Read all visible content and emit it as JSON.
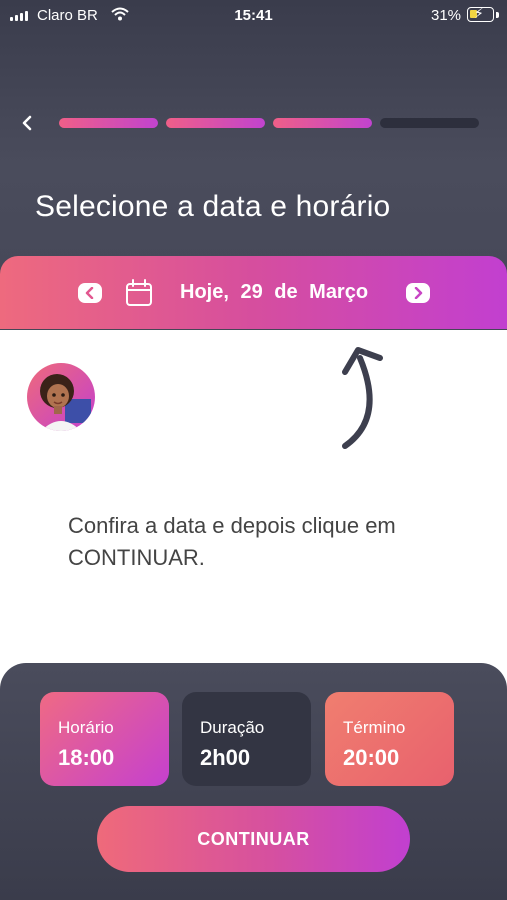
{
  "status_bar": {
    "carrier": "Claro BR",
    "time": "15:41",
    "battery": "31%"
  },
  "header": {
    "title": "Selecione a data e horário",
    "progress_steps": 4,
    "progress_completed": 3
  },
  "date_selector": {
    "date_text": "Hoje, 29 de Março"
  },
  "instruction": {
    "text": "Confira a data e depois clique em CONTINUAR."
  },
  "summary": {
    "start": {
      "label": "Horário",
      "value": "18:00"
    },
    "duration": {
      "label": "Duração",
      "value": "2h00"
    },
    "end": {
      "label": "Término",
      "value": "20:00"
    }
  },
  "cta": {
    "label": "CONTINUAR"
  },
  "colors": {
    "accent_start": "#ef6a7a",
    "accent_end": "#c13fd0",
    "dark": "#3a3c4c"
  }
}
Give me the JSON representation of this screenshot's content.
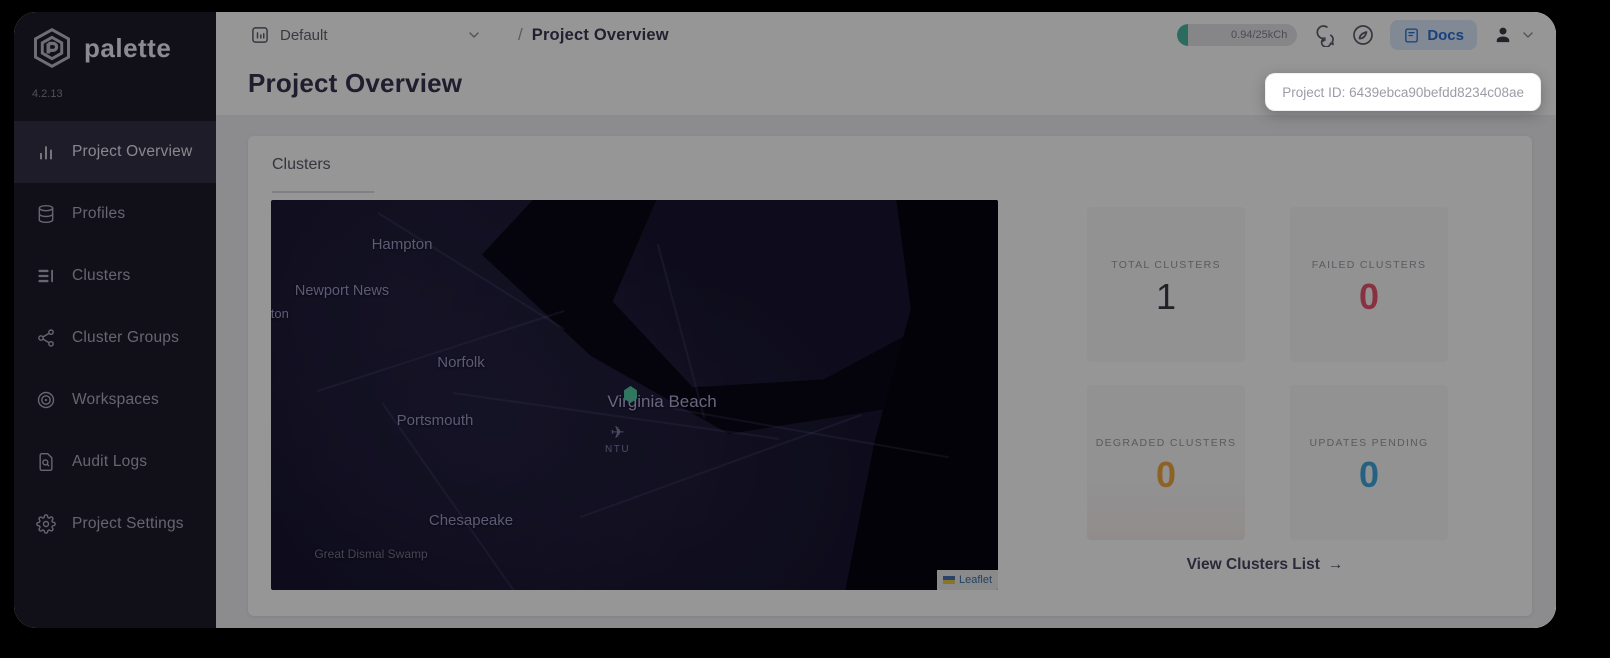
{
  "app": {
    "name": "palette",
    "version": "4.2.13"
  },
  "sidebar": {
    "items": [
      {
        "label": "Project Overview",
        "active": true
      },
      {
        "label": "Profiles",
        "active": false
      },
      {
        "label": "Clusters",
        "active": false
      },
      {
        "label": "Cluster Groups",
        "active": false
      },
      {
        "label": "Workspaces",
        "active": false
      },
      {
        "label": "Audit Logs",
        "active": false
      },
      {
        "label": "Project Settings",
        "active": false
      }
    ]
  },
  "topbar": {
    "project_selector": {
      "value": "Default"
    },
    "breadcrumb": {
      "separator": "/",
      "current": "Project Overview"
    },
    "usage_badge": "0.94/25kCh",
    "docs_label": "Docs"
  },
  "tooltip": {
    "text": "Project ID: 6439ebca90befdd8234c08ae"
  },
  "page": {
    "title": "Project Overview"
  },
  "clusters_card": {
    "heading": "Clusters",
    "view_link": "View Clusters List",
    "arrow": "→"
  },
  "map": {
    "labels": [
      "Hampton",
      "Newport News",
      "llton",
      "Norfolk",
      "Virginia Beach",
      "Portsmouth",
      "Chesapeake",
      "Great Dismal Swamp"
    ],
    "airport_code": "NTU",
    "plane_glyph": "✈",
    "attribution": "Leaflet",
    "marker_color": "#54CBA4"
  },
  "stats": [
    {
      "label": "TOTAL CLUSTERS",
      "value": "1",
      "color": "#3B3945"
    },
    {
      "label": "FAILED CLUSTERS",
      "value": "0",
      "color": "#E8556F"
    },
    {
      "label": "DEGRADED CLUSTERS",
      "value": "0",
      "color": "#F0A740"
    },
    {
      "label": "UPDATES PENDING",
      "value": "0",
      "color": "#3FA7DC"
    }
  ],
  "colors": {
    "docs_blue": "#2B6FD4",
    "usage_teal": "#49B8A2",
    "sidebar_bg": "#1E1A29"
  }
}
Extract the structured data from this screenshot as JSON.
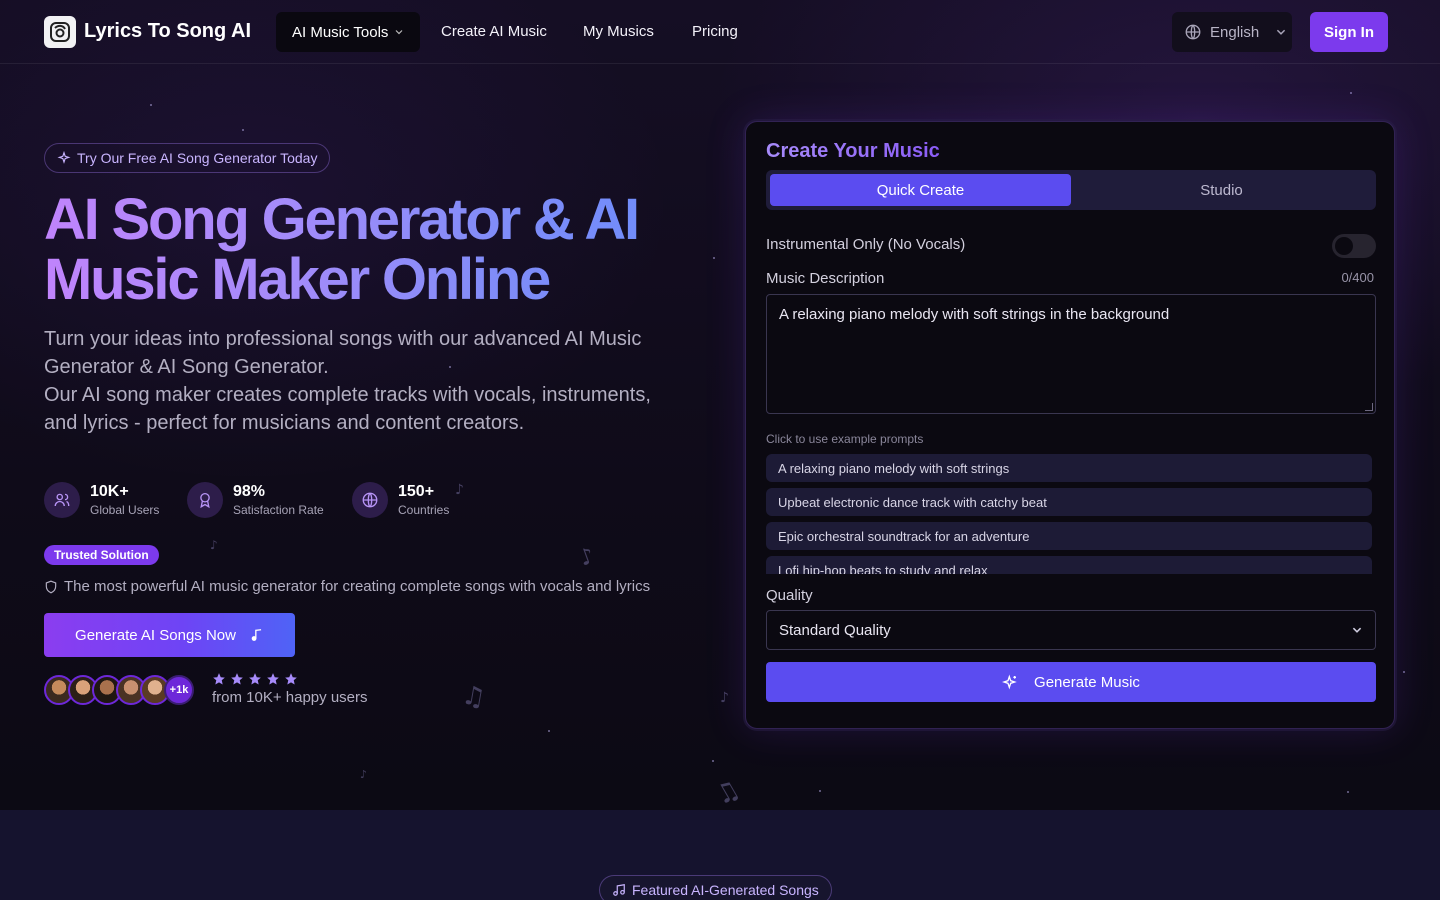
{
  "colors": {
    "accent": "#7c3aed",
    "button": "#5b4cf0",
    "background": "#0d0a16"
  },
  "nav": {
    "brand": "Lyrics To Song AI",
    "tools_label": "AI Music Tools",
    "links": [
      "Create AI Music",
      "My Musics",
      "Pricing"
    ],
    "language": "English",
    "signin": "Sign In"
  },
  "hero": {
    "pill": "Try Our Free AI Song Generator Today",
    "title_line1": "AI Song Generator & AI",
    "title_line2": "Music Maker Online",
    "desc_line1": "Turn your ideas into professional songs with our advanced AI Music Generator & AI Song Generator.",
    "desc_line2": "Our AI song maker creates complete tracks with vocals, instruments, and lyrics - perfect for musicians and content creators.",
    "stats": [
      {
        "value": "10K+",
        "label": "Global Users",
        "icon": "users-icon"
      },
      {
        "value": "98%",
        "label": "Satisfaction Rate",
        "icon": "award-icon"
      },
      {
        "value": "150+",
        "label": "Countries",
        "icon": "globe-icon"
      }
    ],
    "badge": "Trusted Solution",
    "trust_text": "The most powerful AI music generator for creating complete songs with vocals and lyrics",
    "cta": "Generate AI Songs Now",
    "avatars_more": "+1k",
    "rating_stars": 5,
    "happy_users": "from 10K+ happy users"
  },
  "card": {
    "title": "Create Your Music",
    "tabs": [
      "Quick Create",
      "Studio"
    ],
    "instrumental_label": "Instrumental Only (No Vocals)",
    "instrumental_on": false,
    "description_label": "Music Description",
    "char_count": "0/400",
    "description_value": "A relaxing piano melody with soft strings in the background",
    "prompt_hint": "Click to use example prompts",
    "prompts": [
      "A relaxing piano melody with soft strings",
      "Upbeat electronic dance track with catchy beat",
      "Epic orchestral soundtrack for an adventure",
      "Lofi hip-hop beats to study and relax"
    ],
    "quality_label": "Quality",
    "quality_value": "Standard Quality",
    "generate": "Generate Music"
  },
  "featured": {
    "pill": "Featured AI-Generated Songs"
  }
}
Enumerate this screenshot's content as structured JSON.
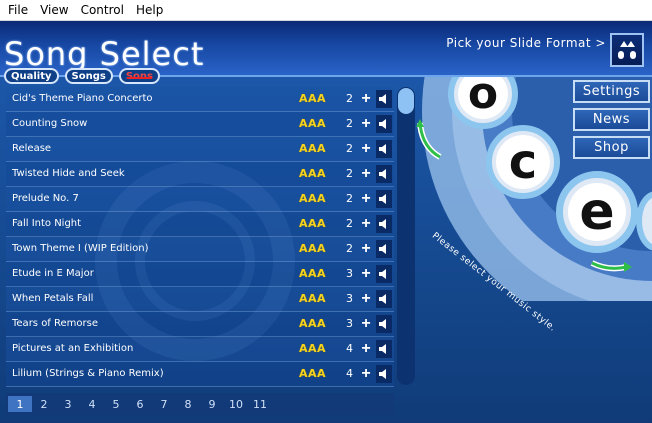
{
  "menu": [
    "File",
    "View",
    "Control",
    "Help"
  ],
  "header": {
    "title": "Song Select",
    "pick_format": "Pick your Slide Format >"
  },
  "sort_tabs": [
    {
      "label": "Quality",
      "disabled": false
    },
    {
      "label": "Songs",
      "disabled": false
    },
    {
      "label": "Sons",
      "disabled": true
    }
  ],
  "songs": [
    {
      "title": "Cid's Theme Piano Concerto",
      "grade": "AAA",
      "difficulty": "2"
    },
    {
      "title": "Counting Snow",
      "grade": "AAA",
      "difficulty": "2"
    },
    {
      "title": "Release",
      "grade": "AAA",
      "difficulty": "2"
    },
    {
      "title": "Twisted Hide and Seek",
      "grade": "AAA",
      "difficulty": "2"
    },
    {
      "title": "Prelude No. 7",
      "grade": "AAA",
      "difficulty": "2"
    },
    {
      "title": "Fall Into Night",
      "grade": "AAA",
      "difficulty": "2"
    },
    {
      "title": "Town Theme I (WIP Edition)",
      "grade": "AAA",
      "difficulty": "2"
    },
    {
      "title": "Etude in E Major",
      "grade": "AAA",
      "difficulty": "3"
    },
    {
      "title": "When Petals Fall",
      "grade": "AAA",
      "difficulty": "3"
    },
    {
      "title": "Tears of Remorse",
      "grade": "AAA",
      "difficulty": "3"
    },
    {
      "title": "Pictures at an Exhibition",
      "grade": "AAA",
      "difficulty": "4"
    },
    {
      "title": "Lilium (Strings & Piano Remix)",
      "grade": "AAA",
      "difficulty": "4"
    }
  ],
  "pages": [
    "1",
    "2",
    "3",
    "4",
    "5",
    "6",
    "7",
    "8",
    "9",
    "10",
    "11"
  ],
  "active_page": "1",
  "side_buttons": [
    "Settings",
    "News",
    "Shop"
  ],
  "style_hint": "Please select your music style.",
  "style_wheel": [
    "o",
    "c",
    "e"
  ],
  "colors": {
    "grade": "#f4d31e",
    "header_dark": "#0b2a78",
    "background": "#1e5bb0",
    "arrow_green": "#2fbf48"
  }
}
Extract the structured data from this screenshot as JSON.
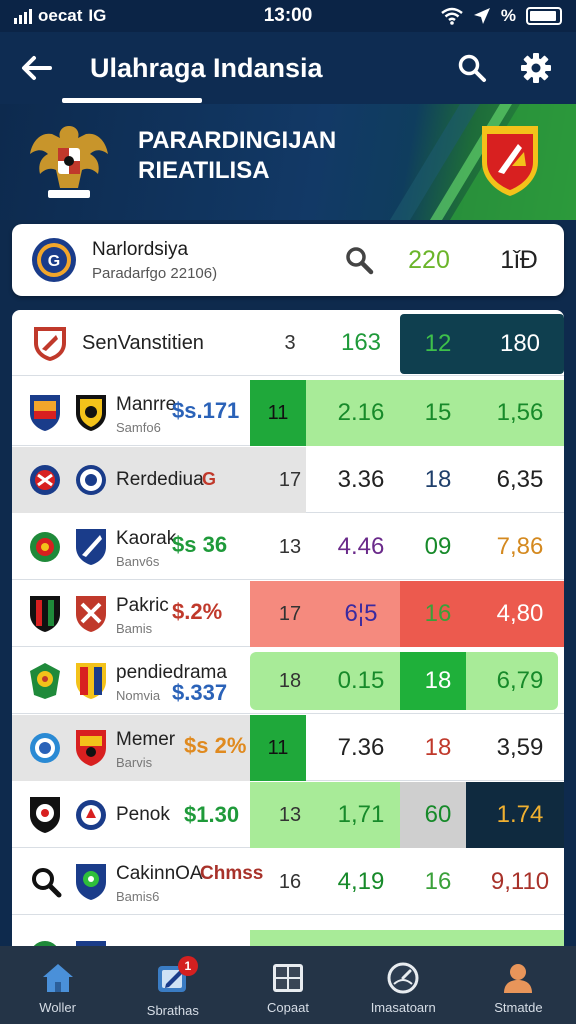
{
  "status": {
    "carrier": "oecat",
    "network": "IG",
    "time": "13:00",
    "battery_label": "%"
  },
  "app_bar": {
    "title": "Ulahraga Indansia"
  },
  "banner": {
    "title_line1": "PARARDINGIJAN",
    "title_line2": "RIEATILISA"
  },
  "summary": {
    "name": "Narlordsiya",
    "sub": "Paradarfgo 22106)",
    "value1": "220",
    "value2": "1ǐƉ"
  },
  "table_header": {
    "team": "SenVanstitien",
    "rank": "3",
    "a": "163",
    "b": "12",
    "c": "180"
  },
  "rows": [
    {
      "name": "Manrre",
      "sub": "Samfo6",
      "price": "$s.171",
      "price_color": "#2a62b8",
      "rank": "11",
      "a": "2.16",
      "b": "15",
      "c": "1,56",
      "a_color": "#178a2a",
      "b_color": "#178a2a",
      "c_color": "#178a2a"
    },
    {
      "name": "Rerdediua",
      "sub": "",
      "price": "G",
      "price_color": "#c0392b",
      "rank": "17",
      "a": "3.36",
      "b": "18",
      "c": "6,35",
      "a_color": "#222222",
      "b_color": "#1f3f6b",
      "c_color": "#222222"
    },
    {
      "name": "Kaorak",
      "sub": "Banv6s",
      "price": "$s 36",
      "price_color": "#1f9a3a",
      "rank": "13",
      "a": "4.46",
      "b": "09",
      "c": "7,86",
      "a_color": "#6a2a8a",
      "b_color": "#178a2a",
      "c_color": "#d4891f"
    },
    {
      "name": "Pakric",
      "sub": "Bamis",
      "price": "$.2%",
      "price_color": "#c0392b",
      "rank": "17",
      "a": "6¦5",
      "b": "16",
      "c": "4,80",
      "a_color": "#3a2aa0",
      "b_color": "#3aa03a",
      "c_color": "#ffffff"
    },
    {
      "name": "pendiedrama",
      "sub": "Nomvia",
      "price": "$.337",
      "price_color": "#2a62b8",
      "rank": "18",
      "a": "0.15",
      "b": "18",
      "c": "6,79",
      "a_color": "#178a2a",
      "b_color": "#ffffff",
      "c_color": "#178a2a"
    },
    {
      "name": "Memer",
      "sub": "Barvis",
      "price": "$s 2%",
      "price_color": "#e08a1f",
      "rank": "11",
      "a": "7.36",
      "b": "18",
      "c": "3,59",
      "a_color": "#222222",
      "b_color": "#c0392b",
      "c_color": "#222222"
    },
    {
      "name": "Penok",
      "sub": "",
      "price": "$1.30",
      "price_color": "#1f9a3a",
      "rank": "13",
      "a": "1,71",
      "b": "60",
      "c": "1.74",
      "a_color": "#178a2a",
      "b_color": "#178a2a",
      "c_color": "#f0b030"
    },
    {
      "name": "CakinnOA",
      "sub": "Bamis6",
      "price": "Chmss",
      "price_color": "#a8322a",
      "rank": "16",
      "a": "4,19",
      "b": "16",
      "c": "9,110",
      "a_color": "#178a2a",
      "b_color": "#3aa03a",
      "c_color": "#a8322a"
    }
  ],
  "nav": [
    {
      "label": "Woller",
      "icon": "home-icon"
    },
    {
      "label": "Sbrathas",
      "icon": "edit-icon",
      "badge": "1"
    },
    {
      "label": "Copaat",
      "icon": "grid-icon"
    },
    {
      "label": "Imasatoarn",
      "icon": "gauge-icon"
    },
    {
      "label": "Stmatde",
      "icon": "profile-icon"
    }
  ],
  "colors": {
    "app_bar": "#0e2c52",
    "accent_green": "#2fbf3a",
    "light_green": "#a9e89a",
    "highlight_red": "#f27a6e",
    "dark_navy": "#0f2a3f"
  }
}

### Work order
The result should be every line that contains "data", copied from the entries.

### Exercise solution
    "title": "Selecione a data e horário",
    "text": "Confira a data e depois clique em CONTINUAR."
Extract the structured data from this screenshot as JSON.
Extract the structured data from this screenshot as JSON.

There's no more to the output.